▶ _Assigned task_
The answer must be every line from the listing that holds the string "screenshot".

▶ _Records_

——————————

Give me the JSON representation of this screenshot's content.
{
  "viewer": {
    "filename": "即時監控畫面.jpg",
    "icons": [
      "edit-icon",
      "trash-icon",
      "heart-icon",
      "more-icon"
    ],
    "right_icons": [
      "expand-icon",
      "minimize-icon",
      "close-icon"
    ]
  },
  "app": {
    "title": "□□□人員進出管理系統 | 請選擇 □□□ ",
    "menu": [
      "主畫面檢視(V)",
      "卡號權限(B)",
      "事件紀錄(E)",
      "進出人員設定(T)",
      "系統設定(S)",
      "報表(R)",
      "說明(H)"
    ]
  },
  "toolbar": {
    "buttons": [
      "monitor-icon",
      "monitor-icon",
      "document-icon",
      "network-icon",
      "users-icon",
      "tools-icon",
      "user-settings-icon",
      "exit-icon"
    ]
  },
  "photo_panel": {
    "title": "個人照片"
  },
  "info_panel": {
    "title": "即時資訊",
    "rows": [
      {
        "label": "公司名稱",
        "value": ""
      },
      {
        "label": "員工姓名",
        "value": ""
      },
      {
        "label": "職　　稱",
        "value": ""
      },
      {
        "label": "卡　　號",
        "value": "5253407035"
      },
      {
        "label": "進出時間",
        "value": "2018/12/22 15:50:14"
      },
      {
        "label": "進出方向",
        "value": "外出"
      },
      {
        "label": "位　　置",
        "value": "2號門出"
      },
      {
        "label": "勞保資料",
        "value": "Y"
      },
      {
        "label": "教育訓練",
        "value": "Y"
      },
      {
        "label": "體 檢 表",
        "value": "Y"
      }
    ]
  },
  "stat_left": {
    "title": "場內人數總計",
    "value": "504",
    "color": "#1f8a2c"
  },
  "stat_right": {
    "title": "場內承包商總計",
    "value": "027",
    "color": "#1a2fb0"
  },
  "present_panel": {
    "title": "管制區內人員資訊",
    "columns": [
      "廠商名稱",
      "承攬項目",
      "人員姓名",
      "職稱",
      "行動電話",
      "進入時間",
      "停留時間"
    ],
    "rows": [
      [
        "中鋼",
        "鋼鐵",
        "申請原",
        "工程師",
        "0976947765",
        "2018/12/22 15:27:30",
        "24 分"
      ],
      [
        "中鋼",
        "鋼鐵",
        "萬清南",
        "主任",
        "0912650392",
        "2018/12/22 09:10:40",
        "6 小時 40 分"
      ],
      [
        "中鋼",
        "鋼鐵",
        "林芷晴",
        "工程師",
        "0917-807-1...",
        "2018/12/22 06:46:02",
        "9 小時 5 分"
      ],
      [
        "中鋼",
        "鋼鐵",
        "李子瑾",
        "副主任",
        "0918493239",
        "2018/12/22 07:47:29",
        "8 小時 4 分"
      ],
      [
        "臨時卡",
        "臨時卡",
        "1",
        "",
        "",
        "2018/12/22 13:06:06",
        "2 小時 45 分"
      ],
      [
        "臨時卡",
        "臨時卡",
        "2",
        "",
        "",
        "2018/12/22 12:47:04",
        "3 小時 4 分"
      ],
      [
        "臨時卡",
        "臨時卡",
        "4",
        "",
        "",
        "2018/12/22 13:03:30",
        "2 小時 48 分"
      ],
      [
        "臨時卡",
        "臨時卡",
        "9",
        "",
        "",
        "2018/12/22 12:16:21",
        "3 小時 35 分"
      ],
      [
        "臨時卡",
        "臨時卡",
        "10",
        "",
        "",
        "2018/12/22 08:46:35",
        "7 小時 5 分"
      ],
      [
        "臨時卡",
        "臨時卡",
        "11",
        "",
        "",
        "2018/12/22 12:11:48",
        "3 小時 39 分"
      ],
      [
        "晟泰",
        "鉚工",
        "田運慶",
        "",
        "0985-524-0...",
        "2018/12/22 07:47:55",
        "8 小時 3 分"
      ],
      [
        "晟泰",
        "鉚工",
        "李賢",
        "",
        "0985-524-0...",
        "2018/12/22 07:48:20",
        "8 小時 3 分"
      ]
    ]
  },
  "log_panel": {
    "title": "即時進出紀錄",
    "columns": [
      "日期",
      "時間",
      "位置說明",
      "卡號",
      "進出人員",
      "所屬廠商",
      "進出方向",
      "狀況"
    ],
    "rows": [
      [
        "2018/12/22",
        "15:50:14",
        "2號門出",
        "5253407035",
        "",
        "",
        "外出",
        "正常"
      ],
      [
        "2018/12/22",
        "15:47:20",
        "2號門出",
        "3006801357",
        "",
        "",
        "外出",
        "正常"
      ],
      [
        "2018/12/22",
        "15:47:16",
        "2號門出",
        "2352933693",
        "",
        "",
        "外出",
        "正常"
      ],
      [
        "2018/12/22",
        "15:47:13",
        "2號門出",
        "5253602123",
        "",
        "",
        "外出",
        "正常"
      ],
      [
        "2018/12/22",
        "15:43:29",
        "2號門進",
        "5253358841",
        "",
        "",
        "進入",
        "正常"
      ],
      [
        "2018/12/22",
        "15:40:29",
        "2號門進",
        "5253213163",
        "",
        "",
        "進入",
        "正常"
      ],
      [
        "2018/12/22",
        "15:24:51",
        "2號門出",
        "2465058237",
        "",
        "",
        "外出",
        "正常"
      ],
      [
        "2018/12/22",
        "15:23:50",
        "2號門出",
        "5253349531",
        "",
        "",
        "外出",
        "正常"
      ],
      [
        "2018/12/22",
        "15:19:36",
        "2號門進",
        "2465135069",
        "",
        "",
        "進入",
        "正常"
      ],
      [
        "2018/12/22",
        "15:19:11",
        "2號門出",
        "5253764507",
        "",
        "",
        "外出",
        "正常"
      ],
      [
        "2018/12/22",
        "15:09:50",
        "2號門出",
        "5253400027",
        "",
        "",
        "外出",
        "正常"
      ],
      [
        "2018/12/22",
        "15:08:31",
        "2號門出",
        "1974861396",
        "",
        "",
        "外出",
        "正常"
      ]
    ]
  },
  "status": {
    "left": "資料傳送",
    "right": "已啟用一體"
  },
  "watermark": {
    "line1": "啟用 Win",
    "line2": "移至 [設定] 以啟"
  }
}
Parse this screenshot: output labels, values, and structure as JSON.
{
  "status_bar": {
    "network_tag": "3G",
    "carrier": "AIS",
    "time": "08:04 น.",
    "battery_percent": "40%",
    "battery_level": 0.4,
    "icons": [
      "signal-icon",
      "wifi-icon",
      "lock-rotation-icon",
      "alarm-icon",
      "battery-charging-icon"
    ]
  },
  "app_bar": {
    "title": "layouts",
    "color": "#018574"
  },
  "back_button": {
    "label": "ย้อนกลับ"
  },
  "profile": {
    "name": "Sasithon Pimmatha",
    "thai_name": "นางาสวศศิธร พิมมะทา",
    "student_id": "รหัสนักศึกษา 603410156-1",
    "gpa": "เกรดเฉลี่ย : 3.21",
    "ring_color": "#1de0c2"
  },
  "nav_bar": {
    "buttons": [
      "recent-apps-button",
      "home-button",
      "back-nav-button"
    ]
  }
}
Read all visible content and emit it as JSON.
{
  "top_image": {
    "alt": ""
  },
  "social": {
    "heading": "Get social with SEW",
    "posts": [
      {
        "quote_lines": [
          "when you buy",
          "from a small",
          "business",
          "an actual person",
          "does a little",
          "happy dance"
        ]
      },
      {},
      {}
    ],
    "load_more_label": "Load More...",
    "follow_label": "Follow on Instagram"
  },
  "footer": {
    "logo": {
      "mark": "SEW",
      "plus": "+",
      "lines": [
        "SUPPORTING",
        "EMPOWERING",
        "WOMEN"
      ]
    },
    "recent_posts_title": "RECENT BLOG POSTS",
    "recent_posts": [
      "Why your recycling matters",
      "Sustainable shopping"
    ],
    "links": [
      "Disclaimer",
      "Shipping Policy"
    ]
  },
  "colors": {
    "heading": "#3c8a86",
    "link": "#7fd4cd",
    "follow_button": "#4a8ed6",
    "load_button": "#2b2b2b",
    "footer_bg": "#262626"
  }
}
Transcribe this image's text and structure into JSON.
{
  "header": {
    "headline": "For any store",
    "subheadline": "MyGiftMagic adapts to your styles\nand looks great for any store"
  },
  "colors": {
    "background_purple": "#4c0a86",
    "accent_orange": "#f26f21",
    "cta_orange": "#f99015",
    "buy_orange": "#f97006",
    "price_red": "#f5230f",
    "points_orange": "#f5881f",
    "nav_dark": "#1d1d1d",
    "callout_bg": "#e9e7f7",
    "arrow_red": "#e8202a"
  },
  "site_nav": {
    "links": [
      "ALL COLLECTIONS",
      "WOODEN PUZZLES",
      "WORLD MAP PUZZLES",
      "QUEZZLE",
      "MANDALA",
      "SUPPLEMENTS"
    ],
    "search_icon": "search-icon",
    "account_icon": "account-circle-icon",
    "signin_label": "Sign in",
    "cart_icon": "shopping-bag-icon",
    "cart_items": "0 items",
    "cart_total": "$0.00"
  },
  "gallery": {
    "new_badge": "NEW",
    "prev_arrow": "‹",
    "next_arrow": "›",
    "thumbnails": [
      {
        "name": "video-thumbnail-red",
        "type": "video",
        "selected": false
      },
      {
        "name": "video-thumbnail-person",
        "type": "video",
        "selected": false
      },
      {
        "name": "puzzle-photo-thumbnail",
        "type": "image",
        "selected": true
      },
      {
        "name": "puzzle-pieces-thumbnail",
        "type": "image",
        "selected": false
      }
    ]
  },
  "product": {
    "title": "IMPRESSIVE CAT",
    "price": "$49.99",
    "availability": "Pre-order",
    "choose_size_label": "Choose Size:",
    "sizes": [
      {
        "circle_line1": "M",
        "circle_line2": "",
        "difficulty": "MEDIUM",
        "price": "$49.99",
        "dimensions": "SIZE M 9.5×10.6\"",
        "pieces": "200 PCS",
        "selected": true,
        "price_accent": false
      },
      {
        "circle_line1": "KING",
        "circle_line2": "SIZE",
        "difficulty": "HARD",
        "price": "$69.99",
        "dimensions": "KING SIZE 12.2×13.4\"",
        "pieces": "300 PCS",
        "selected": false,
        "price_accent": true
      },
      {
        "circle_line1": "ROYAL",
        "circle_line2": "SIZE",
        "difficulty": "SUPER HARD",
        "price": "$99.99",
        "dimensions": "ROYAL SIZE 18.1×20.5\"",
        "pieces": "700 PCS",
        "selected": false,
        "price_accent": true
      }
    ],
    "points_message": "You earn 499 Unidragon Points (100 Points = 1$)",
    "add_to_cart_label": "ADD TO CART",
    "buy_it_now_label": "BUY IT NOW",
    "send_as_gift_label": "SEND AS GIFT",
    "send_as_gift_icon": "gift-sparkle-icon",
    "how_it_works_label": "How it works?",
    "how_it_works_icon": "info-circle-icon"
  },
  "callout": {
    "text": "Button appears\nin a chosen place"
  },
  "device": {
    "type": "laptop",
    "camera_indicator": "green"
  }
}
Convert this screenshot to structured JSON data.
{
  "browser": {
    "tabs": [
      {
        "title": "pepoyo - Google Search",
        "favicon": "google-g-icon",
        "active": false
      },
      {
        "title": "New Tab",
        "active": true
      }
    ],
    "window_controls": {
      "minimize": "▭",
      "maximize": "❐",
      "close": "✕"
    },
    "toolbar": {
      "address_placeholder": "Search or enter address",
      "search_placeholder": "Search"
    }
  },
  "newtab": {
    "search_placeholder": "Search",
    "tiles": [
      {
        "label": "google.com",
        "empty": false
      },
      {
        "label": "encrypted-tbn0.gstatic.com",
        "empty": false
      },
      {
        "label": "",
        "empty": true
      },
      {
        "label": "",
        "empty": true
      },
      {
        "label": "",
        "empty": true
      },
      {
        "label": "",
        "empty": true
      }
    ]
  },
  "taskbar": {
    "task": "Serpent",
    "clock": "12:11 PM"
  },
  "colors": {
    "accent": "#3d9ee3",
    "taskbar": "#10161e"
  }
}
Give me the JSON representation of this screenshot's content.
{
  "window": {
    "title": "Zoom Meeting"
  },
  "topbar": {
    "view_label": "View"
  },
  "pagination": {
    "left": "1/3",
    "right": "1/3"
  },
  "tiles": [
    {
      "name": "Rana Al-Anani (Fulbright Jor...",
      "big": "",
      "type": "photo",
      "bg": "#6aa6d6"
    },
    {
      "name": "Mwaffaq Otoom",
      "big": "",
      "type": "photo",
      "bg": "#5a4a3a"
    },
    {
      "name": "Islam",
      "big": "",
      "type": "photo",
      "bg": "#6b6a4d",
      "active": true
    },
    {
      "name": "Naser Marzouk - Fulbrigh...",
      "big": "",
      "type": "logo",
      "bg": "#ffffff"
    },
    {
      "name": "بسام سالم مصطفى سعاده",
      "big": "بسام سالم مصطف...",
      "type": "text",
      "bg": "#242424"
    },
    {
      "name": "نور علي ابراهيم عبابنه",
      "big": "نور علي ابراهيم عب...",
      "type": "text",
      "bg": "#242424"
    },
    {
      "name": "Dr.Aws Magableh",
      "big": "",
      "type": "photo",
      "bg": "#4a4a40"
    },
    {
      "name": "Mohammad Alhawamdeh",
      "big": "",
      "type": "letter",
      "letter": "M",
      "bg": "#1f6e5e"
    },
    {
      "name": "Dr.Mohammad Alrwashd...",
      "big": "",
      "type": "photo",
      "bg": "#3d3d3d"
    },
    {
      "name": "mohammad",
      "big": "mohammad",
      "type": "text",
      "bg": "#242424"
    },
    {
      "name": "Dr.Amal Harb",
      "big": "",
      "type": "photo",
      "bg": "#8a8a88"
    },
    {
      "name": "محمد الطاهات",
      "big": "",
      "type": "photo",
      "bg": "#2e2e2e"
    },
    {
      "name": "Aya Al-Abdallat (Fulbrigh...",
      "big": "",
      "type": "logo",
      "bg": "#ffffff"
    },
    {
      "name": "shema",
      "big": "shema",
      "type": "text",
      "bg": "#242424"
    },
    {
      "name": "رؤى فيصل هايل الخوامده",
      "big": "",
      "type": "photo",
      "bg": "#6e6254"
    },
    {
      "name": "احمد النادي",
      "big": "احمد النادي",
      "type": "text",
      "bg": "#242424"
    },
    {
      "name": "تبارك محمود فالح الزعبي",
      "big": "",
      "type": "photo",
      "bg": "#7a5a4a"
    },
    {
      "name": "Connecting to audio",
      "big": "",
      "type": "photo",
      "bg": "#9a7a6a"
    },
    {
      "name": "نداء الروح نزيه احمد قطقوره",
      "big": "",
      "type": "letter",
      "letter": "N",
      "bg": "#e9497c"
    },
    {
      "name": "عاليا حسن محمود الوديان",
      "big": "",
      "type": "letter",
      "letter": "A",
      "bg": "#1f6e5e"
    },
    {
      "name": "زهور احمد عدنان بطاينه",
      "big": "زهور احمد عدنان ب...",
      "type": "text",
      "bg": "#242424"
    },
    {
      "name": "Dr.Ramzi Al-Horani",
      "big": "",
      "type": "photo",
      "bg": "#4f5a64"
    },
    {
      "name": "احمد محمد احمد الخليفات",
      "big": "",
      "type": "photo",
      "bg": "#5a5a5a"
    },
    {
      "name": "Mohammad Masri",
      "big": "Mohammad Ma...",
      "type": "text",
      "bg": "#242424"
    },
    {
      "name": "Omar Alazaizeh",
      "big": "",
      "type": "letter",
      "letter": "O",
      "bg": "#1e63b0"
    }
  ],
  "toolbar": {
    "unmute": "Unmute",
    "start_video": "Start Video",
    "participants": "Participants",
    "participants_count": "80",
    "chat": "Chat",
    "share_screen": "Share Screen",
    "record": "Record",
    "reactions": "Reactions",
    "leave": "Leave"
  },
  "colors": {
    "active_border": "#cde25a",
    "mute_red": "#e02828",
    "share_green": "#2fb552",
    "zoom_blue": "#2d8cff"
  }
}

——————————

▶ _Response to the exercise_
Give me the JSON representation of this screenshot's content.
Parse this screenshot: output labels, values, and structure as JSON.
Convert this screenshot to structured JSON data.
Give me the JSON representation of this screenshot's content.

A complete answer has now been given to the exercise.